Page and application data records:
┌──
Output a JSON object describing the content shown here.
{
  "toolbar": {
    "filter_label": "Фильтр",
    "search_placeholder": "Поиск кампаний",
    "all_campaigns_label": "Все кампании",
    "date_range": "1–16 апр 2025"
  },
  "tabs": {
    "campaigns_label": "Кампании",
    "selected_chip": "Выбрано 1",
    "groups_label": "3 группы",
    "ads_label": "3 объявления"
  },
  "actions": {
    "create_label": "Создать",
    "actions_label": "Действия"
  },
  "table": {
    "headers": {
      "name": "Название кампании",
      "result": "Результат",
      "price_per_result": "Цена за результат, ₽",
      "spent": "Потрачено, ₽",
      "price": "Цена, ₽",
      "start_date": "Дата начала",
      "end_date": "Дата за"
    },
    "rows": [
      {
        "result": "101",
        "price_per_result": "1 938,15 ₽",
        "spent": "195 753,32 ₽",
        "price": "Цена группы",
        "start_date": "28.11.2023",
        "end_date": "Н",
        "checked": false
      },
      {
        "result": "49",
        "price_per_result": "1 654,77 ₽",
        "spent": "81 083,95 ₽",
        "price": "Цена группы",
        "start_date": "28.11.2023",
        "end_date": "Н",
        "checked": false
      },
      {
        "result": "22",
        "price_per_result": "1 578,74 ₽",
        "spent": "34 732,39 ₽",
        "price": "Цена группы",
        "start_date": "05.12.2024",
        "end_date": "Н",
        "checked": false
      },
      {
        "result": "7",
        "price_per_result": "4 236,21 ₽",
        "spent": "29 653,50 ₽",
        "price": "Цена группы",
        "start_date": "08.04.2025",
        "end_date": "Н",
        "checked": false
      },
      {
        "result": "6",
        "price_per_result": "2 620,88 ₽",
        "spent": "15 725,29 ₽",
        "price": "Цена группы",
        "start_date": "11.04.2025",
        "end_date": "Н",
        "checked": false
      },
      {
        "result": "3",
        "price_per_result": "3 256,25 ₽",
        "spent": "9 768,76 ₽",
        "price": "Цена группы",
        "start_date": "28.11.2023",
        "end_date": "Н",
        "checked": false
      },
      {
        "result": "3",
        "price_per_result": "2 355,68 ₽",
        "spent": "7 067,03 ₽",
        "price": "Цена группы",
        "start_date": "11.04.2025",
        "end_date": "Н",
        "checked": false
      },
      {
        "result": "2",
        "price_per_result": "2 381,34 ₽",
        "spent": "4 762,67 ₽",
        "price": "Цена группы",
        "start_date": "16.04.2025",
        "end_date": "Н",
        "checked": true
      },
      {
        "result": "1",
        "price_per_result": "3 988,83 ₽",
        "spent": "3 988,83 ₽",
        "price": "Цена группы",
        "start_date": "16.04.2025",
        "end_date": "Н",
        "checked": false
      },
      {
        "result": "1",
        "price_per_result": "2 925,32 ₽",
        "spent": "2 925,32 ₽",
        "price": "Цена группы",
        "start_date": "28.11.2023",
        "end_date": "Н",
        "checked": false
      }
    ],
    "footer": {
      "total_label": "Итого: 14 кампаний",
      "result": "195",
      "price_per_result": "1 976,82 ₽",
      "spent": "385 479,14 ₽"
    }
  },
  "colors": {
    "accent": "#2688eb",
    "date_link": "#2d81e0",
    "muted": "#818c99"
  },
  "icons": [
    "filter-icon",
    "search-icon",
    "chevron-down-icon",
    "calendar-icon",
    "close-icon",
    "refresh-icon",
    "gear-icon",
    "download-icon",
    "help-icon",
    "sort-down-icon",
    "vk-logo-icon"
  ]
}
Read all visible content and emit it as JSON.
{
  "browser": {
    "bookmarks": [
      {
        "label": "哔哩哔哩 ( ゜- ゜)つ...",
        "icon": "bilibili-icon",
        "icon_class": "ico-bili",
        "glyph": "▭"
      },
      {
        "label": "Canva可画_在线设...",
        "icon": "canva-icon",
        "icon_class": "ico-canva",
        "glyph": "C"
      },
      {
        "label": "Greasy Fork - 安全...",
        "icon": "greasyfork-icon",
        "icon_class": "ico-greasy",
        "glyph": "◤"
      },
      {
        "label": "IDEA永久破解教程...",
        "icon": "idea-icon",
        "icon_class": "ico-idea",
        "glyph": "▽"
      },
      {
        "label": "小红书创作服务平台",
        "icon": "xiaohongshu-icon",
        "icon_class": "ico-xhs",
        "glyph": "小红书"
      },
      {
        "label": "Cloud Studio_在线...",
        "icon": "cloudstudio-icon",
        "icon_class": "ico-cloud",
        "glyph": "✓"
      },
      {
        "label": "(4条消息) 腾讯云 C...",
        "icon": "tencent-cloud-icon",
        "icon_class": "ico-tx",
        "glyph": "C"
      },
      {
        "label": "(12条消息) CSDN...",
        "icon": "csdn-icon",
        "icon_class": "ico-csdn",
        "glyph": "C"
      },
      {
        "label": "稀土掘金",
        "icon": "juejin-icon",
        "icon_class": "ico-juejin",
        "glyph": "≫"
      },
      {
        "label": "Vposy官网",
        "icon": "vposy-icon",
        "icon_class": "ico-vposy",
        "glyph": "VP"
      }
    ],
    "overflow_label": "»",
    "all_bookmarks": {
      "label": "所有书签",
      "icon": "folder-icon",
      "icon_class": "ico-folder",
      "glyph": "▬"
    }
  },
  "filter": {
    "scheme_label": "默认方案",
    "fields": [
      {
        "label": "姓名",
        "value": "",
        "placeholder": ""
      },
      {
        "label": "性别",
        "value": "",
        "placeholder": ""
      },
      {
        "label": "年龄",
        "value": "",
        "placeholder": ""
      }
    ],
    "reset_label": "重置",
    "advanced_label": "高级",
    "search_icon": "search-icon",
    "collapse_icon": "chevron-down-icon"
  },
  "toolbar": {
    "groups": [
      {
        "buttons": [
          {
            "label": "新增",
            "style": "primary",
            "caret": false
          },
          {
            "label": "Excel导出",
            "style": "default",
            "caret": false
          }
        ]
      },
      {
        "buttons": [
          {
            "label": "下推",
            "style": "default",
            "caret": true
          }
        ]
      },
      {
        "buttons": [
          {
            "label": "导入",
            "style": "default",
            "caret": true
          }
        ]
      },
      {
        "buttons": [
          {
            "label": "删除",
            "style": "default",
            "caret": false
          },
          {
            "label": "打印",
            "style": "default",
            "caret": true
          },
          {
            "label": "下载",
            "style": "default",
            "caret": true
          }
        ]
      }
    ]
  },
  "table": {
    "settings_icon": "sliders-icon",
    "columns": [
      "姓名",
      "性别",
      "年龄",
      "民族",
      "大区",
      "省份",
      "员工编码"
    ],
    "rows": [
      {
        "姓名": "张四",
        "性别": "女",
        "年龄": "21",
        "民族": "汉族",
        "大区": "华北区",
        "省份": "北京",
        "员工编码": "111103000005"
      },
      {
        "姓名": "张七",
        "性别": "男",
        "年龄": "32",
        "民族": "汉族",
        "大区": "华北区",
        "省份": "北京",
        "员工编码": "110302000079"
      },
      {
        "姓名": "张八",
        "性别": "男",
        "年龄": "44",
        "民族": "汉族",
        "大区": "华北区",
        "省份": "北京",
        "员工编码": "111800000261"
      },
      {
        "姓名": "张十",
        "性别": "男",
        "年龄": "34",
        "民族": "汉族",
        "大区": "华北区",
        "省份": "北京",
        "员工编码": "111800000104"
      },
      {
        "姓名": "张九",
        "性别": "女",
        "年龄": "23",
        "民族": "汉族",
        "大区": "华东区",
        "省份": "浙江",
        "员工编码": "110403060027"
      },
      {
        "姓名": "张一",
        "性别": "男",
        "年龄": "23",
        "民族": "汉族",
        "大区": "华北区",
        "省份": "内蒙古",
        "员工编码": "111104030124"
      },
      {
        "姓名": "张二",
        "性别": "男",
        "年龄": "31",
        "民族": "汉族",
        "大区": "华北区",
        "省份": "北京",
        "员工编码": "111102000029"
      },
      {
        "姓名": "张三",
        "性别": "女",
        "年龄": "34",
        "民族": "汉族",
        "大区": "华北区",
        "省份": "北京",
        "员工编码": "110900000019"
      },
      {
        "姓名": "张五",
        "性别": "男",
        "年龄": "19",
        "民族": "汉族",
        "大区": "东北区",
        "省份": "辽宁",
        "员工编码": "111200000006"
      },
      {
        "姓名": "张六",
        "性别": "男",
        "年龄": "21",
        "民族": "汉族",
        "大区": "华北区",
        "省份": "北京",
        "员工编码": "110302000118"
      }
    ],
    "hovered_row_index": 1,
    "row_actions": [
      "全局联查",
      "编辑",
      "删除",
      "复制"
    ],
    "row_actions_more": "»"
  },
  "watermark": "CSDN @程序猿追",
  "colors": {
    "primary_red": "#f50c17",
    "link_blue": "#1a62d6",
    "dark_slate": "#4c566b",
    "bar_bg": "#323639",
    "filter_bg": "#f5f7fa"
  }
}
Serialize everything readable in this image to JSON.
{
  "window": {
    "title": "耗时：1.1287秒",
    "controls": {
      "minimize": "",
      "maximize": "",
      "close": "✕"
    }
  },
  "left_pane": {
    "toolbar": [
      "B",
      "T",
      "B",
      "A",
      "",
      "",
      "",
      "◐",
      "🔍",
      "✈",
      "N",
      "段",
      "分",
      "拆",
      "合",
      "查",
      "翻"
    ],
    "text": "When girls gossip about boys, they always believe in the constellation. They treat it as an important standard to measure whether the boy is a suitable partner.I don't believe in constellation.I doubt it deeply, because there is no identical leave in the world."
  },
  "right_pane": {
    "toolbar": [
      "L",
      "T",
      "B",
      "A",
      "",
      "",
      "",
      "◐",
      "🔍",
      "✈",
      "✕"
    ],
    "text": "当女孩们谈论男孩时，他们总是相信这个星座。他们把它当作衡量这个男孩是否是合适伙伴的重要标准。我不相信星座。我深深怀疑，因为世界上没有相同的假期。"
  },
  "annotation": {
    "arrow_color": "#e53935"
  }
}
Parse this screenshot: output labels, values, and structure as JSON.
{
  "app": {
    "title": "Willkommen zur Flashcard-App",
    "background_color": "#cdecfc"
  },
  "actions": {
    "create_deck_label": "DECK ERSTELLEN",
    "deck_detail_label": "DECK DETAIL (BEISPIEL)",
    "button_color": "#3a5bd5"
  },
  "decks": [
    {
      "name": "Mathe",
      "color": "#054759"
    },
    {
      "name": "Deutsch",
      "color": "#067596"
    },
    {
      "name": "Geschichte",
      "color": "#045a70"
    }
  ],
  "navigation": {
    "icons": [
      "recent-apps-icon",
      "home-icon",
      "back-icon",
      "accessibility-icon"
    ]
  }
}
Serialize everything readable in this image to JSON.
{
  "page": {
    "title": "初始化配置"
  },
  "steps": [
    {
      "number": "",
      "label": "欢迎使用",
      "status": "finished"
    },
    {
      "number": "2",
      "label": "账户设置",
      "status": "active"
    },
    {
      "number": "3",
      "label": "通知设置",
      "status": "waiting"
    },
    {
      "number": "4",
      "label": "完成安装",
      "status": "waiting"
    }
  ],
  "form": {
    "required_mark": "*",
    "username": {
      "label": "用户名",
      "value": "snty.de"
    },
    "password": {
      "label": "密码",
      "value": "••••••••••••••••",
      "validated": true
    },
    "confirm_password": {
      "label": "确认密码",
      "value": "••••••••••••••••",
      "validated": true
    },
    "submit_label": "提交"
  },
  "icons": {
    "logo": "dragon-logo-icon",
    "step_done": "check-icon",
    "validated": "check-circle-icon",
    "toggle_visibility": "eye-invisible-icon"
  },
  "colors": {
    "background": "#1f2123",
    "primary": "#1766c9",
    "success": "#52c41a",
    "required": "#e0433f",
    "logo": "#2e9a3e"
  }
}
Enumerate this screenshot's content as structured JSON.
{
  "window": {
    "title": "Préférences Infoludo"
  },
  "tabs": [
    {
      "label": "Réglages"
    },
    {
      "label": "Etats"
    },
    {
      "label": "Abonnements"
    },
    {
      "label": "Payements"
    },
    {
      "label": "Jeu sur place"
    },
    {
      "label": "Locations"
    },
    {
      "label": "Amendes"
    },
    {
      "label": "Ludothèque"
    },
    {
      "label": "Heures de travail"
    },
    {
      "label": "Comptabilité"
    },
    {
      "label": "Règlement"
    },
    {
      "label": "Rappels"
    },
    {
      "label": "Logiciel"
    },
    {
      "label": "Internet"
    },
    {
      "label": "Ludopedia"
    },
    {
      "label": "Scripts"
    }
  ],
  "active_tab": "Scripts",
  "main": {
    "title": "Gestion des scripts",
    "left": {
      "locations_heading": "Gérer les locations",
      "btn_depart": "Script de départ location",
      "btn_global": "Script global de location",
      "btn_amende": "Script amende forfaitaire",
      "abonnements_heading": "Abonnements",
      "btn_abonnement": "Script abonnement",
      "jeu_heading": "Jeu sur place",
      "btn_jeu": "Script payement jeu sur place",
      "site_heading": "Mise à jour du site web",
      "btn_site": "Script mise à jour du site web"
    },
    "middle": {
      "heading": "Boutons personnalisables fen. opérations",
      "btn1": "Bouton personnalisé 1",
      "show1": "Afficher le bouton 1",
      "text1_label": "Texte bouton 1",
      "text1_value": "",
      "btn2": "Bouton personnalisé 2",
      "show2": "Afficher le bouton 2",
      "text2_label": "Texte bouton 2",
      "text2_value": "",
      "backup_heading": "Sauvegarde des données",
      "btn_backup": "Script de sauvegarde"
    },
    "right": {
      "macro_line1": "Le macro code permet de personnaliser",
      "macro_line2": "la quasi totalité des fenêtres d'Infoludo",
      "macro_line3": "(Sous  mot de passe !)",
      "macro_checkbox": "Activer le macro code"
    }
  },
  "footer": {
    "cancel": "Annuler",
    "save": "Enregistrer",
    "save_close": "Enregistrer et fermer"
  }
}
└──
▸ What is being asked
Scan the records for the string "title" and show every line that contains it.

▸ Answer section
    "title": "耗时：1.1287秒",
    "title": "Willkommen zur Flashcard-App",
    "title": "初始化配置"
    "title": "Préférences Infoludo"
    "title": "Gestion des scripts",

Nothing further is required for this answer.